- TASK:
Examine the material below. Gather every line in which the string "screenshot" appears.

- RECORDS SHOWN:
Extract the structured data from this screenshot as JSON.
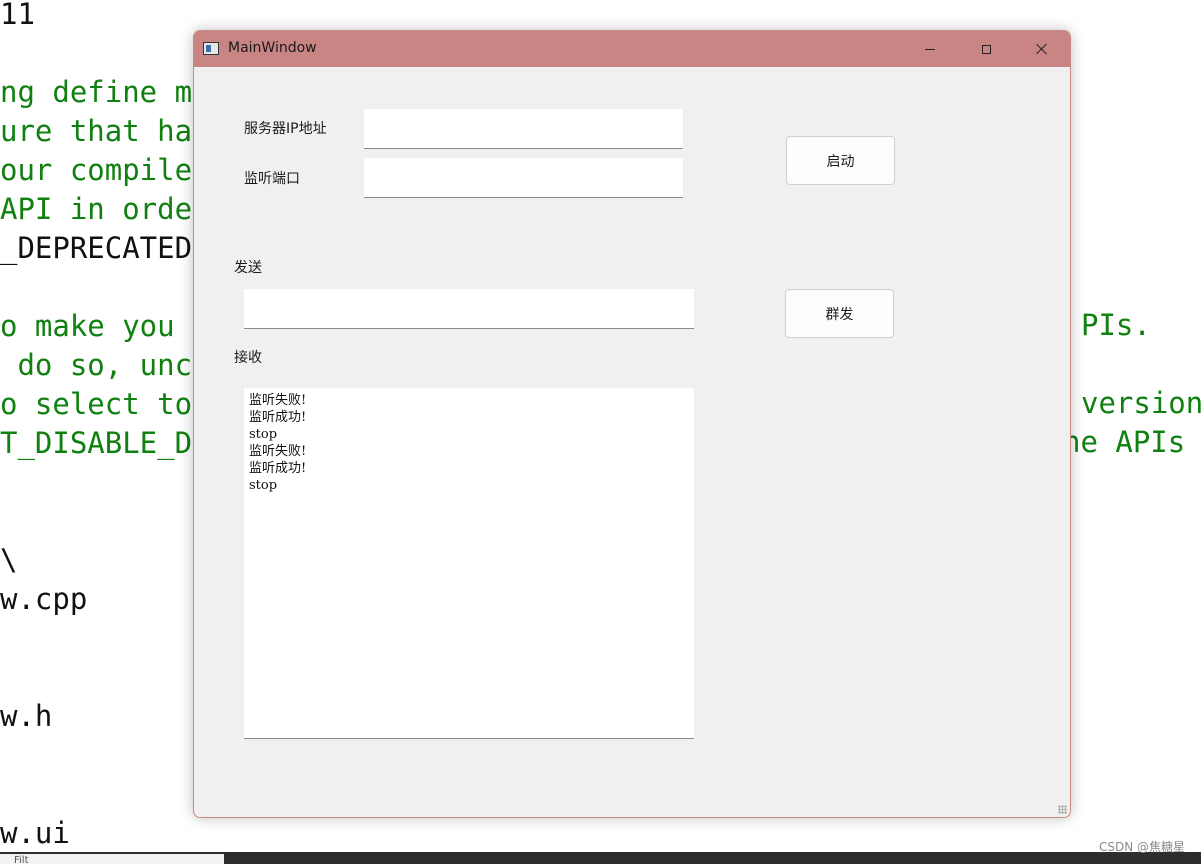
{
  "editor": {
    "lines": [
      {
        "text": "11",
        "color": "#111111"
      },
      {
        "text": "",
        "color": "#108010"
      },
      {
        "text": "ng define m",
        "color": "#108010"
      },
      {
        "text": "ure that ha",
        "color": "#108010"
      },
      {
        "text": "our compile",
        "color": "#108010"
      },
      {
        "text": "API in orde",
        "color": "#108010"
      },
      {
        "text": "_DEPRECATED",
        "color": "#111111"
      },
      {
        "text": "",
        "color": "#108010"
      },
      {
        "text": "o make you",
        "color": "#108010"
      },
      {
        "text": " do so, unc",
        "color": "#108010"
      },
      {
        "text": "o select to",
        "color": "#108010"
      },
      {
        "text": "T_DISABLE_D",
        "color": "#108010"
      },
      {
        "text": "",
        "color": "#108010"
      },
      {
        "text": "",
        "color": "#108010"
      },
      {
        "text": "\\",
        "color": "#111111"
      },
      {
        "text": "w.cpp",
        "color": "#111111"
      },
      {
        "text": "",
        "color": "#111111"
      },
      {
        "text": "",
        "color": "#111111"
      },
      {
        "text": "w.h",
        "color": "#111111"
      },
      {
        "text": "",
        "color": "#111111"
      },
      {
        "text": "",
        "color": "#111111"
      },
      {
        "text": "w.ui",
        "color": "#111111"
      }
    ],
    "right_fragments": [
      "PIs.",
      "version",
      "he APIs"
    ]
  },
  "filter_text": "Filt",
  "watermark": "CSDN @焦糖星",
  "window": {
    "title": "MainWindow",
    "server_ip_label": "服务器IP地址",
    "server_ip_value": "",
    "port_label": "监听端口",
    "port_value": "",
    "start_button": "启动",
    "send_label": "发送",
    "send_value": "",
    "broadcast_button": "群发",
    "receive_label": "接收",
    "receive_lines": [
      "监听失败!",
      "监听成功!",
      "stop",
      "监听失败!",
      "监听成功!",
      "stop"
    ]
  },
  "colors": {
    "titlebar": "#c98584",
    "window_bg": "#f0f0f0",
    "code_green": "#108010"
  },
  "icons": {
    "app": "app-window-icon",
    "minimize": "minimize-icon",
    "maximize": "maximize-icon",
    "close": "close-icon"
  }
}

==

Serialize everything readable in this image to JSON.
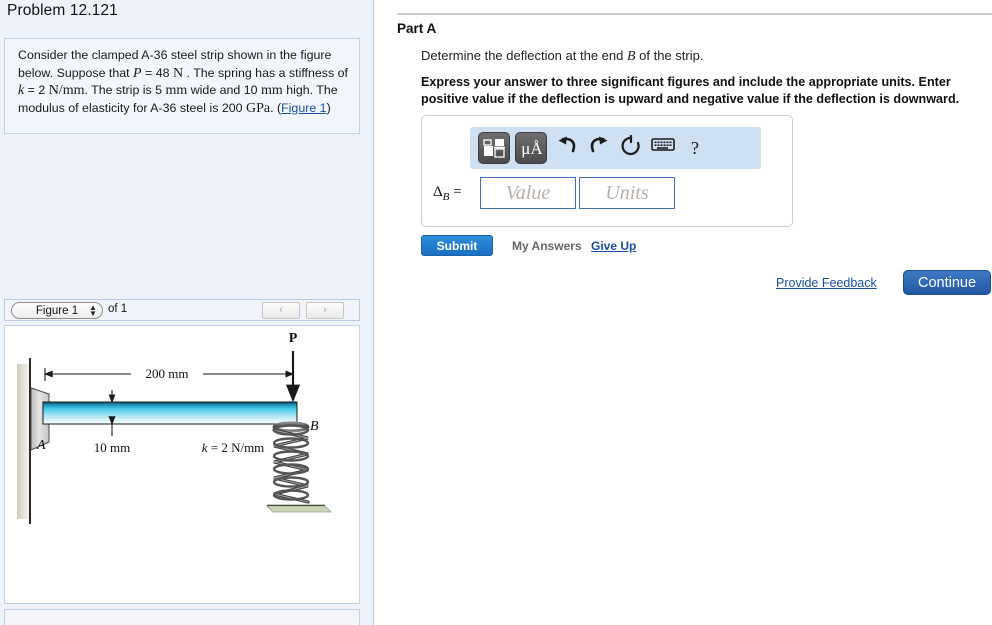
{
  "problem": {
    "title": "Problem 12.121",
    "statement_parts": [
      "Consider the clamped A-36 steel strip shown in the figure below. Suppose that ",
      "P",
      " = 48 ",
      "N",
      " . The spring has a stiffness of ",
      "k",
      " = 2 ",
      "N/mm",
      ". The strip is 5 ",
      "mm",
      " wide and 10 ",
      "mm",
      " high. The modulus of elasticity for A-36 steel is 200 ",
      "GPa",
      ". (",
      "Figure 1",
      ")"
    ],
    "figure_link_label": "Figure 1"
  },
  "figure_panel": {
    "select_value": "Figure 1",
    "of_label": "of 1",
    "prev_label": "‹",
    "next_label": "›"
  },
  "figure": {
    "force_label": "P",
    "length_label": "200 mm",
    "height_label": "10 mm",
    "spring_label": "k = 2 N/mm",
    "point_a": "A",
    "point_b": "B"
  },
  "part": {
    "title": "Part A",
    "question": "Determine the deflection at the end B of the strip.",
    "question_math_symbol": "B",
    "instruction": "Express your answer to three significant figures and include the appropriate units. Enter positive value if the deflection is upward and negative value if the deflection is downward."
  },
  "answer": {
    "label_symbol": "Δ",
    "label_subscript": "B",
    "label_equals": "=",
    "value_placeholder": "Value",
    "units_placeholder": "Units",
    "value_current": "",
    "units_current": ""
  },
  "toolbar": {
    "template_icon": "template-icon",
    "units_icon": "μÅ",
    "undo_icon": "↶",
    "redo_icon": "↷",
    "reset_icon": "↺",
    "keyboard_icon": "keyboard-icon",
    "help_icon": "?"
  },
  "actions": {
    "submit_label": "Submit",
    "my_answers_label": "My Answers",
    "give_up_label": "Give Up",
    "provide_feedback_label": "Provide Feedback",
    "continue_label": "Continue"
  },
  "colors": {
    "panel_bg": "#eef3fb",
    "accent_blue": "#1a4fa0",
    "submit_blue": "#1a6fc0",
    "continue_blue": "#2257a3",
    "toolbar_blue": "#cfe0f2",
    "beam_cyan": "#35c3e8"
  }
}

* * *

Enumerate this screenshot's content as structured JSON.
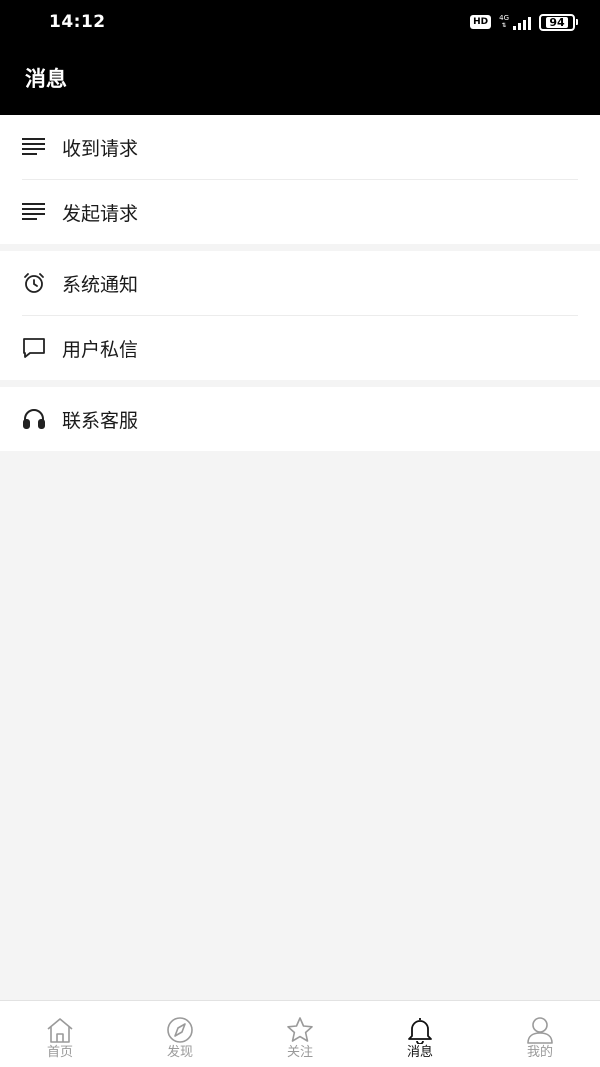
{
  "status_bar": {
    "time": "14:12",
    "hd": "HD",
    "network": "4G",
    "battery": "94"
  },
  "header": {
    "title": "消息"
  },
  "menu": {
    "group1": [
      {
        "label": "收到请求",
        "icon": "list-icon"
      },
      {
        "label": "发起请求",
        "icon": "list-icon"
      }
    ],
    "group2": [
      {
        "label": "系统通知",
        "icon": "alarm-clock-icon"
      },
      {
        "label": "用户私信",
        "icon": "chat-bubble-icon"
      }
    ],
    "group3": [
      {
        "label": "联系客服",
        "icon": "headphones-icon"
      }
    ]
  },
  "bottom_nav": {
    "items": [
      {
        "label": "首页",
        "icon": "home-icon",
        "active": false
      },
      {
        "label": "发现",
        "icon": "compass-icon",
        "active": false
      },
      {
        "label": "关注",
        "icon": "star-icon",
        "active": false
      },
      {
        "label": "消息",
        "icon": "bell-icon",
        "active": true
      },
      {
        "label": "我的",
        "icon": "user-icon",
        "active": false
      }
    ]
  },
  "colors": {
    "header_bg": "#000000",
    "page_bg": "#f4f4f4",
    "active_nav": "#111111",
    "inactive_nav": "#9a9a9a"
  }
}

- RESPONSE TO THE EXERCISE:
Extract the structured data from this screenshot as JSON.
Enumerate this screenshot's content as structured JSON.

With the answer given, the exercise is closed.